Data extracted from a collection:
☆ ☆ ☆ ☆ ☆ ☆ ☆
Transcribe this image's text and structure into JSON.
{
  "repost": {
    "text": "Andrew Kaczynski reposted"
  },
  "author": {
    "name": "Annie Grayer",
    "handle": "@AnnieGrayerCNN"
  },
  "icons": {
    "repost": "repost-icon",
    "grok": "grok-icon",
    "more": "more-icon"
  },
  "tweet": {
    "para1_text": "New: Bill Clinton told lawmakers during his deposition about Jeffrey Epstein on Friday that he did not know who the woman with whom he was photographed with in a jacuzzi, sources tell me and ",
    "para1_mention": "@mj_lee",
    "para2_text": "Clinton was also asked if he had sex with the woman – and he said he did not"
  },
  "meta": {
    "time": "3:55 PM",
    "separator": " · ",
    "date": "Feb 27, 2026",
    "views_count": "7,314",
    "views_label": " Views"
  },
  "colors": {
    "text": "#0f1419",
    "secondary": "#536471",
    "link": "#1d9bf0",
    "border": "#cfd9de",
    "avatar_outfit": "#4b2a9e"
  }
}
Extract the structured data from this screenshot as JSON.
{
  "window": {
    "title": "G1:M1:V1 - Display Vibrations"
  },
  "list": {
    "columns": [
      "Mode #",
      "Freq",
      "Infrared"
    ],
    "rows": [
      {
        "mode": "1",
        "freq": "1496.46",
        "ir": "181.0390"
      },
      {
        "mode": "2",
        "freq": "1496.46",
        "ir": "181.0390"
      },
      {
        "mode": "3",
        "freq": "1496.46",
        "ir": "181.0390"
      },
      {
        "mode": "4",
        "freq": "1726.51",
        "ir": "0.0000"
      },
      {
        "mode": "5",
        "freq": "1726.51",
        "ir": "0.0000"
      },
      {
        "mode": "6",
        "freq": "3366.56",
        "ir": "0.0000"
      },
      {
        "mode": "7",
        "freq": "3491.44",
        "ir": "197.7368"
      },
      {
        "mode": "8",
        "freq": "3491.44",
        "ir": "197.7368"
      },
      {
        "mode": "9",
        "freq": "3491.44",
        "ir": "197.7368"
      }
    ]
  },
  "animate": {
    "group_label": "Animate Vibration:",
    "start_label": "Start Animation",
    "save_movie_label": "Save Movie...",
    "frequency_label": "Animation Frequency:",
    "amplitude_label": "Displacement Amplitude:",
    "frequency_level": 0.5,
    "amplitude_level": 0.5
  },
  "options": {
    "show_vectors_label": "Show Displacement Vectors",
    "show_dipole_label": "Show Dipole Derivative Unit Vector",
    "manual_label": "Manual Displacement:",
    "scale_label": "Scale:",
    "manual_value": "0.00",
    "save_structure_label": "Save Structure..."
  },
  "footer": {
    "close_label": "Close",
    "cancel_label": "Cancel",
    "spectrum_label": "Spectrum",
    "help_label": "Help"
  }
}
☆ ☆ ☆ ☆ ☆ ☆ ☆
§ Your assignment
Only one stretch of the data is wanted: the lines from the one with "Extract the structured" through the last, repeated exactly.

§ Answer for the task
Extract the structured data from this screenshot as JSON.
{
  "window": {
    "title": "G1:M1:V1 - Display Vibrations"
  },
  "list": {
    "columns": [
      "Mode #",
      "Freq",
      "Infrared"
    ],
    "rows": [
      {
        "mode": "1",
        "freq": "1496.46",
        "ir": "181.0390"
      },
      {
        "mode": "2",
        "freq": "1496.46",
        "ir": "181.0390"
      },
      {
        "mode": "3",
        "freq": "1496.46",
        "ir": "181.0390"
      },
      {
        "mode": "4",
        "freq": "1726.51",
        "ir": "0.0000"
      },
      {
        "mode": "5",
        "freq": "1726.51",
        "ir": "0.0000"
      },
      {
        "mode": "6",
        "freq": "3366.56",
        "ir": "0.0000"
      },
      {
        "mode": "7",
        "freq": "3491.44",
        "ir": "197.7368"
      },
      {
        "mode": "8",
        "freq": "3491.44",
        "ir": "197.7368"
      },
      {
        "mode": "9",
        "freq": "3491.44",
        "ir": "197.7368"
      }
    ]
  },
  "animate": {
    "group_label": "Animate Vibration:",
    "start_label": "Start Animation",
    "save_movie_label": "Save Movie...",
    "frequency_label": "Animation Frequency:",
    "amplitude_label": "Displacement Amplitude:",
    "frequency_level": 0.5,
    "amplitude_level": 0.5
  },
  "options": {
    "show_vectors_label": "Show Displacement Vectors",
    "show_dipole_label": "Show Dipole Derivative Unit Vector",
    "manual_label": "Manual Displacement:",
    "scale_label": "Scale:",
    "manual_value": "0.00",
    "save_structure_label": "Save Structure..."
  },
  "footer": {
    "close_label": "Close",
    "cancel_label": "Cancel",
    "spectrum_label": "Spectrum",
    "help_label": "Help"
  }
}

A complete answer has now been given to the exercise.